Rachel is completing her Ph.D. at Simon Fraser University’s School of Interactive Arts & Technology with a focus on digital anthropology, art, documentary film, virtual reality and sensory-experimental ethnography. She strives to convey culture using interactive, visual, digital and sensory-based mediums (read more in a recent interview). Rachel earned her Master’s degree in Social Anthropology from The London School of Economics in 2010. The following year, she completed a postgraduate degree in Visual Anthropology at The Australian National University as a Rotary Ambassadorial Scholar. After completing material culture training at the American Museum of Natural History and Smithsonian Institution, Rachel is now focusing on experimental methods of representing culture via the modification of material objects, art, digitalia and virtual reality. She has produced several film projects, including a documentary she directed about the intersection of Appalachian music and punk (“DIY”) culture and, most recently, Sneakerhead (2016, 6 min.) which is currently being exhibited in the Museum of Vancouver.
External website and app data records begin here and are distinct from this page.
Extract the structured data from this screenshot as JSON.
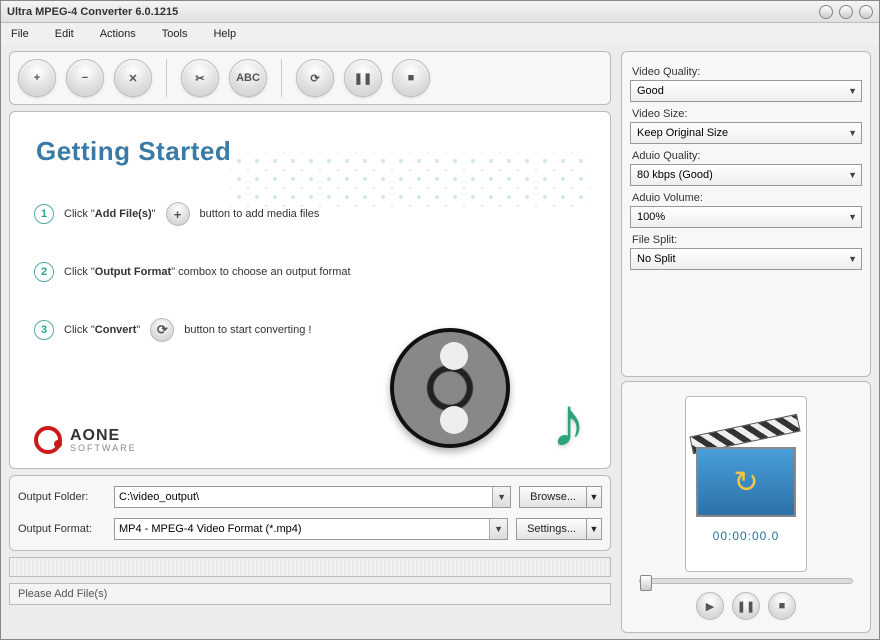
{
  "window": {
    "title": "Ultra MPEG-4 Converter 6.0.1215"
  },
  "menu": {
    "file": "File",
    "edit": "Edit",
    "actions": "Actions",
    "tools": "Tools",
    "help": "Help"
  },
  "toolbar": {
    "add": "+",
    "remove": "−",
    "clear": "✕",
    "cut": "✂",
    "abc": "ABC",
    "convert": "⟳",
    "pause": "❚❚",
    "stop": "■"
  },
  "getting_started": {
    "title": "Getting Started",
    "step1_pre": "Click \"",
    "step1_bold": "Add File(s)",
    "step1_post": "\"",
    "step1_tail": "button to add media files",
    "step2_pre": "Click \"",
    "step2_bold": "Output Format",
    "step2_post": "\" combox to choose an output format",
    "step3_pre": "Click \"",
    "step3_bold": "Convert",
    "step3_post": "\"",
    "step3_tail": "button to start converting !"
  },
  "brand": {
    "line1": "AONE",
    "line2": "SOFTWARE"
  },
  "output": {
    "folder_label": "Output Folder:",
    "folder_value": "C:\\video_output\\",
    "format_label": "Output Format:",
    "format_value": "MP4 - MPEG-4 Video Format (*.mp4)",
    "browse": "Browse...",
    "settings": "Settings..."
  },
  "status": {
    "text": "Please Add File(s)"
  },
  "settings": {
    "video_quality_label": "Video Quality:",
    "video_quality_value": "Good",
    "video_size_label": "Video Size:",
    "video_size_value": "Keep Original Size",
    "audio_quality_label": "Aduio Quality:",
    "audio_quality_value": "80  kbps (Good)",
    "audio_volume_label": "Aduio Volume:",
    "audio_volume_value": "100%",
    "file_split_label": "File Split:",
    "file_split_value": "No Split"
  },
  "preview": {
    "timecode": "00:00:00.0"
  }
}
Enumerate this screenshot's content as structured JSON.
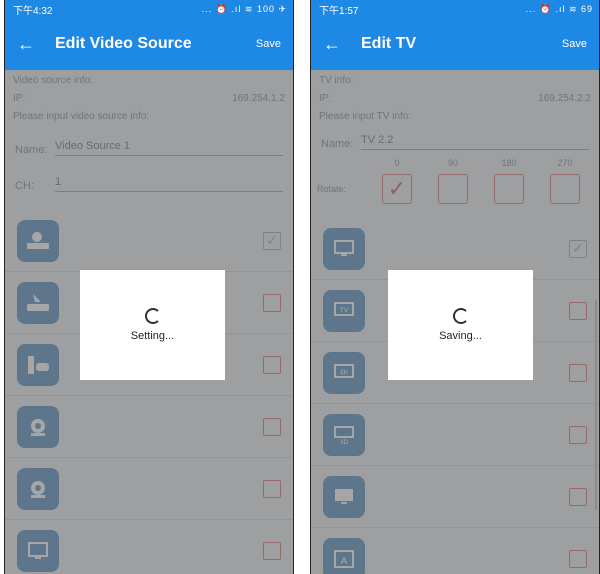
{
  "left": {
    "status": {
      "time": "下午4:32",
      "icons": "... ⏰ .ıl ≋ 100 ✈"
    },
    "appbar": {
      "title": "Edit Video Source",
      "save": "Save",
      "back_icon": "arrow-left-icon"
    },
    "info_label": "Video source info:",
    "ip_label": "IP:",
    "ip_value": "169.254.1.2",
    "input_hint": "Please input video source info:",
    "name_label": "Name:",
    "name_value": "Video Source 1",
    "ch_label": "CH:",
    "ch_value": "1",
    "list": [
      {
        "icon": "dvd-player-icon",
        "checked": true
      },
      {
        "icon": "satellite-receiver-icon",
        "checked": false
      },
      {
        "icon": "game-console-icon",
        "checked": false
      },
      {
        "icon": "camera-icon",
        "checked": false
      },
      {
        "icon": "camera-2-icon",
        "checked": false
      },
      {
        "icon": "monitor-1-icon",
        "checked": false
      }
    ],
    "dialog": {
      "message": "Setting..."
    }
  },
  "right": {
    "status": {
      "time": "下午1:57",
      "icons": "... ⏰ .ıl ≋ 69"
    },
    "appbar": {
      "title": "Edit TV",
      "save": "Save",
      "back_icon": "arrow-left-icon"
    },
    "info_label": "TV info:",
    "ip_label": "IP:",
    "ip_value": "169.254.2.2",
    "input_hint": "Please input TV info:",
    "name_label": "Name:",
    "name_value": "TV 2.2",
    "rotate_label": "Rotate:",
    "rotate_options": [
      "0",
      "90",
      "180",
      "270"
    ],
    "rotate_checked": "0",
    "list": [
      {
        "icon": "monitor-icon",
        "label": "",
        "checked": true
      },
      {
        "icon": "tv-icon",
        "label": "TV",
        "checked": false
      },
      {
        "icon": "4k-icon",
        "label": "4K",
        "checked": false
      },
      {
        "icon": "3d-icon",
        "label": "3D",
        "checked": false
      },
      {
        "icon": "display-icon",
        "label": "",
        "checked": false
      },
      {
        "icon": "a-icon",
        "label": "A",
        "checked": false
      }
    ],
    "dialog": {
      "message": "Saving..."
    }
  }
}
For her thesis research, she is exploring the potential of virtual reality as a new medium in the field of cultural anthropology.
Virtual Reality (VR) As an Ethnographic Medium
As an interactive experience, virtual reality documentaries transcend certain limitations of linear film as a way to convey the sensorial nature of fieldwork, conversations and emotional experiences. As a new tool for anthropologists, VR represents great potential as a way to share fieldwork experiences with the public and as a teaching tool in the academy. Importantly, this medium represents an attempt to transcend the barriers of the “self versus other” through the creation of shared empathy through interactive content. This new technology raises significant questions, concerns and opportunities within the fields of visual and sensory anthropology. As an interactive medium, it transforms the experience of documentary film from one that is passive to one that is active. From a fieldwork perspective, it renegotiates traditional filming techniques. As a PhD student and documentary filmmaker, my thesis centers on the implications and benefits of incorporating this medium into my own visual ethnographic practice. My work to date has focused on the ways in which my original thesis agenda — to film a full-length linear documentary — is now being translated to a virtual reality documentary based on my unique access to VR technologies at SIAT.